Moogman35

June 27, 2012
edited over 3 years ago
referencing Ufabulum & Enstrobia, CD, Album + CD, EP + Ltd, WARPCD228X
This album is very interesting. Regardless of what type of Squarepusher you fell in love with, this album WILL subvert your expectations. At least at parts. If you were the person who fell in love with SP's absolutely chaos-driven IDM craziness, then the first half will leave you wondering where it might have been placed. It's there, but not in full effect. Then, the second half comes in and completely tears it up. The first 5 tracks that have lulled the impending storm are now far behind and absolute darkness has enveloped you. In a good way. Then the album finished off in a superb blending of the two halves, the Yin and Yang, of the album. I find this is an album I will have to listen to many times to fully appreciate, as it subverted my own expectations in the first few listens. Without a doubt if you are a Squarepusher fan of any kind, this album is worth a listen.
Exoralogoistic

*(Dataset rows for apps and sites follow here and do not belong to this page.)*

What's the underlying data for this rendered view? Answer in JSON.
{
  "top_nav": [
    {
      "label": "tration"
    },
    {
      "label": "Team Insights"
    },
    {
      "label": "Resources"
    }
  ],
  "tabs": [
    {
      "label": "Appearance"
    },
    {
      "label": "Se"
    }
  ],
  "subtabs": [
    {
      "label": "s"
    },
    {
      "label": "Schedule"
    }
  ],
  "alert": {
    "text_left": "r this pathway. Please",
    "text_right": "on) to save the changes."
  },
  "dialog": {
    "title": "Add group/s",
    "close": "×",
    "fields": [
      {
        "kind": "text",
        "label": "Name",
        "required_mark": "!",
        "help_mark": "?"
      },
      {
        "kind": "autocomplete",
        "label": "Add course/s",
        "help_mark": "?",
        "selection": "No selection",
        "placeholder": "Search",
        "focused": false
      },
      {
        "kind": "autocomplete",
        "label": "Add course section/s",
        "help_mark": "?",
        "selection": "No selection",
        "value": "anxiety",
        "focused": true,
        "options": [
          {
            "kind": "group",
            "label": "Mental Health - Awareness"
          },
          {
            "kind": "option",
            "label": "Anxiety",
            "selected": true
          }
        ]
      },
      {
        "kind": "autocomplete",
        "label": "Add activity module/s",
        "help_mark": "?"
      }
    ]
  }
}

Exoralogoistic

June 9, 2012
referencing Ufabulum & Enstrobia, CD, Album + CD, EP + Ltd, WARPCD228X
For those of you who appreciate the "classic" Squarepusher sound, The Metallurgist is really where the meat and potatoes of this long player begins in earnest. To my ears the first five tracks are solid but since Ultravisitor I have been searching for that ideosyncratic Squarepusher sound to really get my pulse thumping. The second half of this long player really does invite you back to that sound and lets you wipe your feet on the welcome mat.

For me this is the real deal.
albinotron

albinotron

May 15, 2012
edited over 3 years ago
referencing Ufabulum / Enstrobia, 2xLP, Album + CD, EP + Box, Ltd, WARPLP228X, WAP336CD

Despite an email from Bleep saying that my record would be delivered late, I received it on May 14th, a day earlier than I anticipated as I live in the US.

I don't know if I should be writing this review as I've only listened to the album twice, but my first impressions are very positive. This album has little to none of the funky jazz bass elements of earlier Squarepusher releases (i.e. Hard Normal Daddy, Ultravisitor) that I consider my favorite work from Mr. Jenkinson. Still, I feel like this is a nice release and an enjoyable listen. After being fairly disappointed with the Shobaleader One album I'm glad that this doesn't have the vocoded vocals that seemed to ruin a lot those tracks just as they were getting good.

This album has a somewhat dark edge, obviously very intentional, but with some of the pop sensibilities that I first noticed on Hello Everything. The whole time those very recognizable Squarepusher melodies are there. I must admit, I was a bit worried when I saw the LED setup and the visor. I instantly made the Daft Punk connection and thought maybe the album would sound similar to them. I was really happy when some tracks (like The Metallurgist and Drax 2) actually were reminiscent of moments on Ultravisitor with their dark, noisy, and frantic feel.

The artwork is great, I absolutely love the packaging for the vinyl release. The Enstrobia EP included with this is a nice addition, the first two tracks being pretty catchy tunes, but the last track is weird noisy awesomeness that has to be the most interesting of the three.

I'm enjoying it so far. If anything changes I'll be sure to note it.
noziroc

noziroc

May 14, 2012
referencing Ufabulum / Enstrobia, 2xLP, Album + CD, EP + Box, Ltd, WARPLP228X, WAP336CD
As I don't really know his previous releases am not even gonna try to compare ; but a lot could be said on this one. To me it's a very nice LP , broken but often funky , glitchy , atmospheric , dark and distorted, .The glossy inner booklet has some quality pics of LED arrangement madness as well as what it will look like live as shown on the Dark Steering's music vid .The three tracks next door reflects very well the overall flavor of this conceptual album . Enstrobia is equally interesting , in the same vein . The live track is a full atmospheric soundscape .